DOCSIS 3.1 is definitely the way to go on plans faster than 1Gbps, but even if your plan comes with 1,000Mbps, 940Mbps or lower, say in the 400 to 600Mbps range, a DOCSIS 3.1 modem may be your best choice for performance. Speeds up to 1Gbps are the max a DOCSIS 3.0 modem can handle, so you're going to get better, more consistent performance from a 3.1 device that is equipped for faster speeds. Major cable internet providers including Cox, Optimum and Spectrum also offer a DOCSIS 3.1 modem with mid- and higher-tiered internet plans, including gigabit service.

But suppose your plan comes with speeds up to 200Mbps. If you rent from the provider, the modem included with your equipment will likely be a DOCSIS 3.0 model, which is more than capable of supporting your internet connection. If opting to use your own modem, you probably won't see much of a performance improvement, if any, by choosing a DOCSIS 3.1 device over a DOCSIS 3.0 one. And considering the price difference and available options between the two, you'd be better off opting for DOCSIS 3.0 on that lower-tiered internet plan.

DOCSIS 3.0 has more, cheaper options

DOCSIS 3.0 is likely to present cheaper options when shopping for a modem or modem-router combo. New DOCSIS 3.0 modems can cost between $50 and $150 depending on the device you choose and the source you buy from, but you may be able to score a used device for less than $50. On the other hand, DOCSIS 3.1 modems can easily cost $150-$250 or higher. And, since the technology is relatively new, at least in use, finding a cheaper, used device may be more of a challenge. 

Meanwhile, manufacturers like Arris, Asus, Netgear and Motorola have made DOCSIS 3.0 modems for years. These manufacturers make DOCSIS 3.1 modems as well, but you'll have fewer options than you would if you were shopping for a DOCSIS 3.0 modem, at least for now.

But DOCSIS 3.1 is more secure...

Any major internet protocol update, like the transition from DOCSIS 3.0 to 3.1, will include improved security features, typically in the form of enhanced encryption, so it's safe to say DOCSIS 3.1 will do a better job of keeping you safe online. Additionally, the best router and modem combos that are equipped with DOCSIS 3.1 will also include WPA3, a more advanced router security feature than older modem-routers that may come with DOCSIS 3.0 and WPA2. 

To be clear, DOCSIS 3.0 came out in 2006 and DOCSIS 3.1 arrived in 2013, which is quite a long time in the tech world -- long enough for initial security measures to become outdated. Modem manufacturers and ISPs release regular security updates to keep your equipment safe. However, you still may want to consider additional security software or using a good VPN to help boost your online security. 

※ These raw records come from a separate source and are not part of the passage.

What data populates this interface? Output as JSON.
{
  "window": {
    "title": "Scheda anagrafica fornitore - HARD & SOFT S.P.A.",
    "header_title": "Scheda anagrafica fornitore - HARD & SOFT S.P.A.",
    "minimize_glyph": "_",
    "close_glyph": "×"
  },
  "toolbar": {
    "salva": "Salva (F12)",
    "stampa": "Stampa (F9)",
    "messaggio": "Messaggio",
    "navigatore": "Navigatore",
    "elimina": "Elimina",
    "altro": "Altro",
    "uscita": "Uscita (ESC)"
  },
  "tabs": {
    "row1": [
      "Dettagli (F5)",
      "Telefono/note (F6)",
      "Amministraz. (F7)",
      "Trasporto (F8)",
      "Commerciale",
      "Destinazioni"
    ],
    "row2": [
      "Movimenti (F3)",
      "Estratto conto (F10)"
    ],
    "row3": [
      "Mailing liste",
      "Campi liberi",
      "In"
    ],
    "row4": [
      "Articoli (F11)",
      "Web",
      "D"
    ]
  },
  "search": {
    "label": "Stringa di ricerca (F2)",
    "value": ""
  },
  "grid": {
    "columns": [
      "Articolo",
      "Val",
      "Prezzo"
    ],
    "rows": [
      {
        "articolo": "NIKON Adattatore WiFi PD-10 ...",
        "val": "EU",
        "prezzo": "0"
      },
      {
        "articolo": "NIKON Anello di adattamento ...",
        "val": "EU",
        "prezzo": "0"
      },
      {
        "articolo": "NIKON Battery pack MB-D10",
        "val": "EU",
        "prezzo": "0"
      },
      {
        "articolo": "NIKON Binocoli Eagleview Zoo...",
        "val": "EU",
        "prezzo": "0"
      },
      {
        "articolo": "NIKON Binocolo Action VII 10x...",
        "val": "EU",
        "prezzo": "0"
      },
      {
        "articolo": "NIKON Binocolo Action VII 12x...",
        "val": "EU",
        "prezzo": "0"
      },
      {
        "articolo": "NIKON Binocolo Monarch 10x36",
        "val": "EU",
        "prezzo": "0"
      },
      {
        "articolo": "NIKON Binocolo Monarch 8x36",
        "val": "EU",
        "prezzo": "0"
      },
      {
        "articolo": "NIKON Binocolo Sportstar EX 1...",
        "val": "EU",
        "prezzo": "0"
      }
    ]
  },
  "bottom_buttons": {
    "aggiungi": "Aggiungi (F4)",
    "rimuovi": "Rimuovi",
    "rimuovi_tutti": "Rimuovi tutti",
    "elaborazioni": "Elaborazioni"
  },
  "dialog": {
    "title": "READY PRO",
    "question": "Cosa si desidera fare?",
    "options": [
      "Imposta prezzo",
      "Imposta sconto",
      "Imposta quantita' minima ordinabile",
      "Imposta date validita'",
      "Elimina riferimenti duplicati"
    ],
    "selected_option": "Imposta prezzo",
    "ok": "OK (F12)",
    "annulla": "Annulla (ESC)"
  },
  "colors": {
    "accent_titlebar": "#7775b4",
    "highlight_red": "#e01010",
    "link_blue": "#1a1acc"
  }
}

...and essentially future-proof

The need for DOCSIS 3.1 modems has risen in recent years as home internet speeds have drastically improved. According to the FCC, only around 6% of US households had access to internet speeds of 1,000Mbps or higher in June 2016 compared to more than 23% in June 2020. And while fiber internet, not necessarily cable, is the main contributor to that jump, it's still an indicator that home internet speeds are going up. For example, in the same time frame, Xfinity speeds of 500Mbps or higher were available in less than 3% of service areas, whereas the most recent FCC data shows those speeds are now available in 97% of service areas. 

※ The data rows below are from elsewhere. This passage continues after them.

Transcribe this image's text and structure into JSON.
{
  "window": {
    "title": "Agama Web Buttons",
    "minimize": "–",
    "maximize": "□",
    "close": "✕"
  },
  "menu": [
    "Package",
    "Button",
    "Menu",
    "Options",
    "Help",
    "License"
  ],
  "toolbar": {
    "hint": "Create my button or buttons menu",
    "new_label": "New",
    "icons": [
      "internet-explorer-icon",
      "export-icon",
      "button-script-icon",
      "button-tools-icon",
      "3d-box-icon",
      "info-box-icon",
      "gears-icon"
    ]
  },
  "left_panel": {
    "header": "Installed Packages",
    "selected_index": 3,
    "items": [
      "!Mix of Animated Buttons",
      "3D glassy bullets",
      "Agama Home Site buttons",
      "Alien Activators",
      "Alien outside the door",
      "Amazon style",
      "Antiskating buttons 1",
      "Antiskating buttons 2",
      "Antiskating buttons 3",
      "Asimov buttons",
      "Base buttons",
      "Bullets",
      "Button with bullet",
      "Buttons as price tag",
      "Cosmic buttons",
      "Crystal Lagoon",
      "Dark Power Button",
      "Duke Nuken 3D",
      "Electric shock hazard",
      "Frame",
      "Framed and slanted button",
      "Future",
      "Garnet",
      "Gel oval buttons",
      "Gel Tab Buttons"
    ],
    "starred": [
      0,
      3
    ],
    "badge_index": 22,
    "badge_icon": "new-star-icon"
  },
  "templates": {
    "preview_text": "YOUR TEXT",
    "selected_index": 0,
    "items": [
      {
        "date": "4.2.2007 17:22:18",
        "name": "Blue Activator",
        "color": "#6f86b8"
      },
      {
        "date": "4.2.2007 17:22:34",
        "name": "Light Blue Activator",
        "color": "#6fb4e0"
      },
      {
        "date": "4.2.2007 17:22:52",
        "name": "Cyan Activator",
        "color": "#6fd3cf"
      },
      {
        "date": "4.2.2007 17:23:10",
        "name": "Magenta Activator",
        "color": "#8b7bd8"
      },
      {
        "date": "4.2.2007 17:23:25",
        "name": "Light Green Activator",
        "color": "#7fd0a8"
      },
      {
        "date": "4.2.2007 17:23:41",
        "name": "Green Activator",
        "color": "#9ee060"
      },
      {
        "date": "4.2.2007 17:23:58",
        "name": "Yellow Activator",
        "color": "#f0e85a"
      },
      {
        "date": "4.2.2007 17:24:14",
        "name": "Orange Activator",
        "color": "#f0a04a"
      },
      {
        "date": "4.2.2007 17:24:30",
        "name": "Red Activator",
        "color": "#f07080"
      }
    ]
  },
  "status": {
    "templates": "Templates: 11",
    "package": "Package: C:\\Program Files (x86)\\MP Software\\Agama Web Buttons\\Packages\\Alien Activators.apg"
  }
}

All of this is to say that DOCSIS 3.1 is well on its way to replacing DOCSIS 3.0. It hasn't entirely done so just yet, mainly because slower, cheaper cable internet plans can still get by with DOCSIS 3.0 technology. Still, as faster plans become more available and affordable, DOCSIS 3.1 will emerge as the go-to standard for cable modems. We're just not there yet.

So why choose one over the other?

If you're content with a low to midtier cable internet plan, then a DOCSIS 3.0 modem will likely meet all your needs and come at a lower price tag than a DOCSIS 3.1 device. But if you want faster speeds, especially those approaching or surpassing 1Gbps, or simply want a device you know you can use for years to come, a DOCSIS 3.1 modem is the way to go. You'll have to pay more for a DOCSIS 3.1 modem, but chances are you're also paying a premium for those faster speeds, so you might as well equip your home with a device that will let you enjoy them.